Posted by Joey Asher Tan
In the last couple of weeks, I went to the hospital twice; one was to visit the grandfather of a youth leader, and the other was to visit my paternal grandmother, who had a bad fall a few weeks ago and needed to be warded. She is my only remaining grandmother.
We used to be a lot closer when I stayed with her through my primary school days. However, our recent conversations barely scratch the surface. I remember praying for her in Chinese many years back (also at the hospital) and evangelising to her in Shanghai. She was physically weak and emotionally frail then and was surprisingly receptive to the Gospel. But right now, she’s in better health and I think she may have closed the doors again. I just returned home from visiting her with HY and I felt so distant from her.
This got me thinking about the things that go through an old person’s mind. After all, one thing about growing old is that you have all the time in the world to think about all the things you have done in your life, as well as the things that you will never get to do. There are memories that you’d inevitably revisit for the umpteenth time and with it comes the repeated lashing of hurts and pains; each time my grandmother recalls my grandfather, tears well up in her eyes. Honestly, there are times I wonder if she misses him as a husband or misses him as a father for a family that has fallen apart. I’ve experienced for myself firsthand the impact of an absent father; my grandfather’s passing in 1991 seemed to be the turning point of my extended family’s journey into dismay. But I digress.
I reckon that the typical aged person tends to remember the sadder moments about his life instead of the happier ones – I hope that’s not too quick an assumption, but why is that so? Why does he become gradually pessimistic as he ages? I certainly do not wish to age that way. I want to live my life in such a way that I will not look back in regret but to look back and feel great about all the things I’ve done and all the people I’ve impacted.
That night at the hospital, I saw sadness in my grandmother’s eyes. This is a morbid statement but I believe she knows that her time is limited and the day to bid this world goodbye is approaching. I couldn’t help but to think that she was thought about the things she wished she could have done better, the people she wished she could have treated better, and the words she wished she didn’t say. I saw remorse – but I may be wrong.
Please do not misunderstand me – I think highly of my grandmother and I need not prove her credentials through words. It’s just that watching her count her days made me ponder about how I’d be counting mine eventually. Is aging scarier than death itself? Sometimes I can’t help but think so, as I watch the old folks around me get older. And for geriatrics who have little activity to pass time with, they seem to spend the entire day staring into space – maybe they’re wondering if that’s how they are going to spend the remainder of their life. How would I deal with such a devastating thought?
I think it’s miserable and I think there’s so much more to life, even at an old age. I remember this quote (apparently a traditional Indian saying) about living and dying which I quite appreciated when I was growing up.
“When you were born, you cried and the world rejoiced. Live your life in such a way that when you die, the world cries and you rejoice.”

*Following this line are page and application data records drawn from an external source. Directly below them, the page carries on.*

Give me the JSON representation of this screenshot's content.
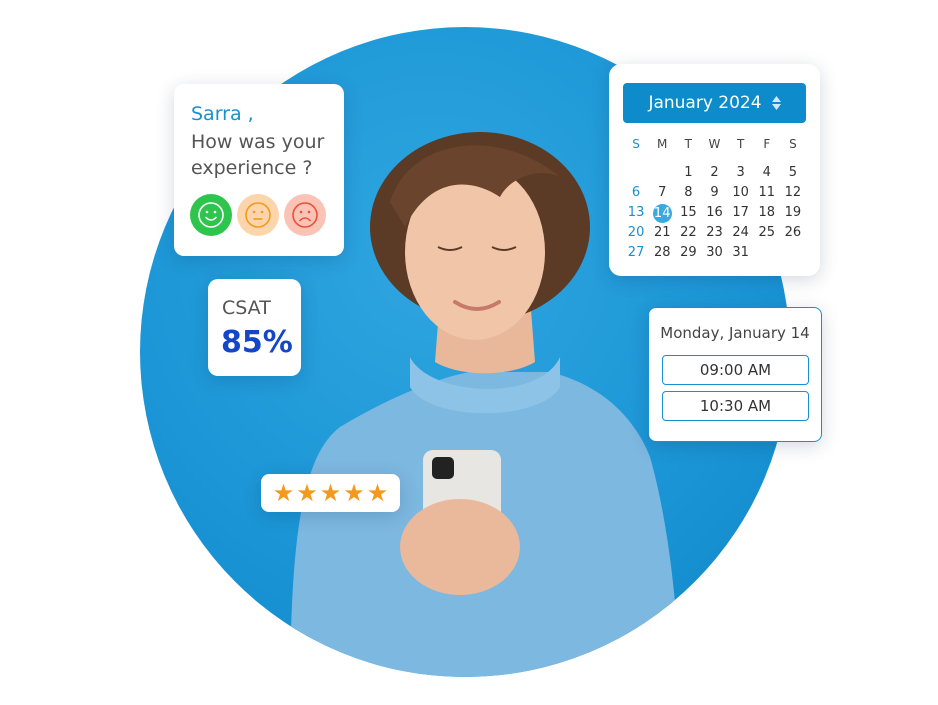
{
  "survey": {
    "name": "Sarra ,",
    "question": "How was your experience ?",
    "faces": [
      {
        "icon": "happy-face-icon",
        "color": "#2ec54d",
        "bg": "#2ec54d",
        "stroke": "#ffffff"
      },
      {
        "icon": "neutral-face-icon",
        "color": "#f39a1e",
        "bg": "#fdd5ac",
        "stroke": "#f39a1e"
      },
      {
        "icon": "sad-face-icon",
        "color": "#e8503a",
        "bg": "#fbc3b6",
        "stroke": "#e8503a"
      }
    ]
  },
  "csat": {
    "label": "CSAT",
    "value": "85%"
  },
  "rating": {
    "stars": 5,
    "max": 5,
    "icon": "star-icon"
  },
  "calendar": {
    "month_label": "January 2024",
    "sort_icon": "updown-arrow-icon",
    "weekdays": [
      "S",
      "M",
      "T",
      "W",
      "T",
      "F",
      "S"
    ],
    "weeks": [
      [
        "",
        "",
        "1",
        "2",
        "3",
        "4",
        "5"
      ],
      [
        "6",
        "7",
        "8",
        "9",
        "10",
        "11",
        "12"
      ],
      [
        "13",
        "14",
        "15",
        "16",
        "17",
        "18",
        "19"
      ],
      [
        "20",
        "21",
        "22",
        "23",
        "24",
        "25",
        "26"
      ],
      [
        "27",
        "28",
        "29",
        "30",
        "31",
        "",
        ""
      ]
    ],
    "selected": "14"
  },
  "booking": {
    "date": "Monday, January 14",
    "slots": [
      "09:00 AM",
      "10:30 AM"
    ]
  },
  "colors": {
    "brand": "#1a8fcf",
    "circle": "#1c96d6",
    "csat": "#1446c8",
    "star": "#f39a1e"
  }
}
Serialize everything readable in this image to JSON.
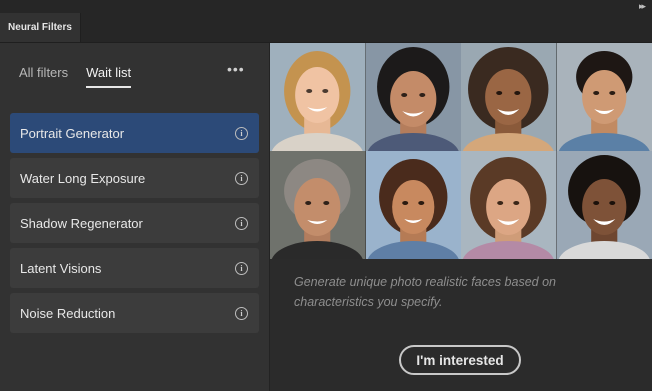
{
  "panel": {
    "tab_label": "Neural Filters",
    "collapse_icon": "double-chevron-right-icon"
  },
  "sidebar": {
    "tabs": [
      {
        "label": "All filters",
        "active": false
      },
      {
        "label": "Wait list",
        "active": true
      }
    ],
    "more_icon": "more-horizontal-icon",
    "filters": [
      {
        "label": "Portrait Generator",
        "selected": true,
        "icon": "info-icon"
      },
      {
        "label": "Water Long Exposure",
        "selected": false,
        "icon": "info-icon"
      },
      {
        "label": "Shadow Regenerator",
        "selected": false,
        "icon": "info-icon"
      },
      {
        "label": "Latent Visions",
        "selected": false,
        "icon": "info-icon"
      },
      {
        "label": "Noise Reduction",
        "selected": false,
        "icon": "info-icon"
      }
    ]
  },
  "preview": {
    "description": "Generate unique photo realistic faces based on characteristics you specify.",
    "button_label": "I'm interested"
  },
  "colors": {
    "accent_selected": "#2c4a78",
    "panel_bg": "#323232"
  }
}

I’m pretty confident that, as with any death, the world would cry if I were to pass away at this instance, but the question that lingers is, would I rejoice? I guess I’ll have the rest of my life to figure out the answer. I don’t want to meet God in heaven and have Him put His arm around me and tell me, “You know, Joe, what I actually wanted you to do in this life was…” That would be an epic sadness which I’d want to avoid with my whole life.
Tags: evangelising in Chinese, father, geriatric, God, Gospel, grandfather, grandmother, grandparent, growing old, hospital, husband, Lee Huiyi, morbid, old person, pessimism, praying in Chinese, primary school, regret, remorse, sadness, Shanghai, surface conversation, time, tomorrows, yesterdays